Whenever I'm having a bad day, I like to summon up the Summer of '66. My parents let me buy a lemon yellow bikini. I was allowed to bleach my hair, taking it out of the sad mousy-brown where it had languished for years. My best friend's brother was required to drive us to Jones Beach whenever he and his friends went. Even though we had to sit in the back seat and weren't allowed to sing along to radio, we were in heaven.
Why wouldn't I think about that simple, glorious year on the day a pipe burst in my basement, I realized my mortgage payment was going to be late, and -- was that a cold sore starting on my lip? You'd be thinking about that bikini, too, and humming "Yellow Submarine" all day, so don't pretend you wouldn't.
The Summer of '66 wasn't perfect, of course. A tiny pocket of discomfort came via my grandmother. She was vacationing in Rome without my grandfather, who had stayed home to run the family business. After a perfect day at the beach, I found this on the kitchen table, in one of those Per Via Aerea tissue-thin envelopes:
I thought New York City was noisy. But Rome is noisy with gestures! Last night I saw the Coliseum by moonlight. It was a full moon.

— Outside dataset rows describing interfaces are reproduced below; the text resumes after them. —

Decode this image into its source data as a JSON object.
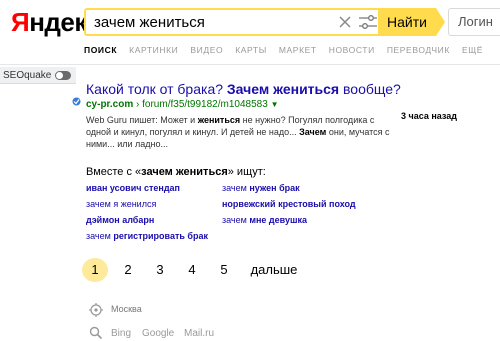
{
  "logo": {
    "first": "Я",
    "rest": "ндекс"
  },
  "search": {
    "query": "зачем жениться",
    "button_label": "Найти"
  },
  "login_label": "Логин",
  "tabs": [
    "ПОИСК",
    "КАРТИНКИ",
    "ВИДЕО",
    "КАРТЫ",
    "МАРКЕТ",
    "НОВОСТИ",
    "ПЕРЕВОДЧИК",
    "ЕЩЁ"
  ],
  "seoquake": {
    "label": "SEOquake",
    "enabled": false
  },
  "result": {
    "title_pre": "Какой толк от брака? ",
    "title_bold": "Зачем жениться",
    "title_post": " вообще?",
    "host": "cy-pr.com",
    "path": " › forum/f35/t99182/m1048583",
    "arrow": "▼",
    "snippet": [
      {
        "text": "Web Guru пишет: Может и ",
        "bold": false
      },
      {
        "text": "жениться",
        "bold": true
      },
      {
        "text": " не нужно? Погулял полгодика с одной и кинул, погулял и кинул. И детей не надо... ",
        "bold": false
      },
      {
        "text": "Зачем",
        "bold": true
      },
      {
        "text": " они, мучатся с ними... или ладно...",
        "bold": false
      }
    ],
    "time": "3 часа назад"
  },
  "related": {
    "head_pre": "Вместе с «",
    "head_bold": "зачем жениться",
    "head_post": "» ищут:",
    "items": [
      {
        "plain": "",
        "bold": "иван усович стендап"
      },
      {
        "plain": "зачем ",
        "bold": "нужен брак"
      },
      {
        "plain": "зачем я женился",
        "bold": ""
      },
      {
        "plain": "",
        "bold": "норвежский крестовый поход"
      },
      {
        "plain": "",
        "bold": "дэймон албарн"
      },
      {
        "plain": "зачем ",
        "bold": "мне девушка"
      },
      {
        "plain": "зачем ",
        "bold": "регистрировать брак"
      }
    ]
  },
  "pager": {
    "pages": [
      "1",
      "2",
      "3",
      "4",
      "5"
    ],
    "current": "1",
    "next_label": "дальше"
  },
  "footer": {
    "location": "Москва",
    "engines": [
      "Bing",
      "Google",
      "Mail.ru"
    ]
  },
  "colors": {
    "brand_yellow": "#ffdb4d",
    "link": "#1a0dab",
    "url_green": "#007700",
    "logo_red": "#ff0000",
    "current_page": "#ffe99b"
  }
}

Unfortunately, I did not have my lover with me. I hope someday you will see this beautiful sight with your special lover.
Love, Your Grandmother
I'm sure she meant well. But the word "lover" wasn't anything I ever expected to slip from my grandmother's lips. She wore gray wool skirts and full length girdles and stockings, even in the humidity of a New York City summer. I had never seen my grandparents touch each other. Sometimes she would smile at one of his silly jokes or puns, but most of the time it would be a stern admonishment in the face of his attempts at humor -- "That's enough, Will."
Now, all of a sudden, he was her lover? I put the letter away and hoped the visual image it incurred would fade. Soon.
Then, a few lifetimes later, when I was in my early 50s, I inherited a box of my grandparents' letters to each other. My mother, an archivist at heart, needed to make sure they would endure, I think, and I was her best candidate.
The letters were written summers when my grandmother would travel to Vermont to escape the heat of Manhattan. She was in her 20s, and my grandfather -- ever the practical one -- stayed behind to work. The pages are filled with young love I never got to see in person. And a longing for each other that almost made me uncomfortable to read, even 35 years after their deaths. "I'm not sleeping well," he writes. "I need you. I keep telling myself not long until I see my Isabella again. I am counting the days."
For all my 1966 uneasiness over my grandmother's wording to me from Rome, now I understood. She watched me then -- young and smooth and always in love -- and she was remembering herself when she was, too. I wore halter tops and let my hair get streaked by the sun. She walked along an unpaved road in Vermont in the morning, probably in something gray and modest, hoping for a letter from the man she loved.
So now another decade (and a half) have come and gone. I've moved to the place in my family where I can no longer wince at the word "matriarch." It sounds pretty Downton Abbeyish, but it's the truth. I'm the oldest one now. And although I was very cool once, I can't expect the next generations to get that part.
Now I smile at a moment like this: My grandson is three, and he and I are on a walk. I am trying to explain how we're all related.
I say something like, "Well, when I had a baby," and he erupts in toddler giggles. Even with his limited vocabulary, he goes on and on about how I am wrong about the baby thing. He says, "You not a mom. You a grandma!" as if maybe I'd forgotten that part.
I say, "Once I was young. Once I was your age."
I can see from his disbelieving little face that from now on he will doubt every word out of my mouth.
I know someday he'll be surprised. Just as I was when it was my turn.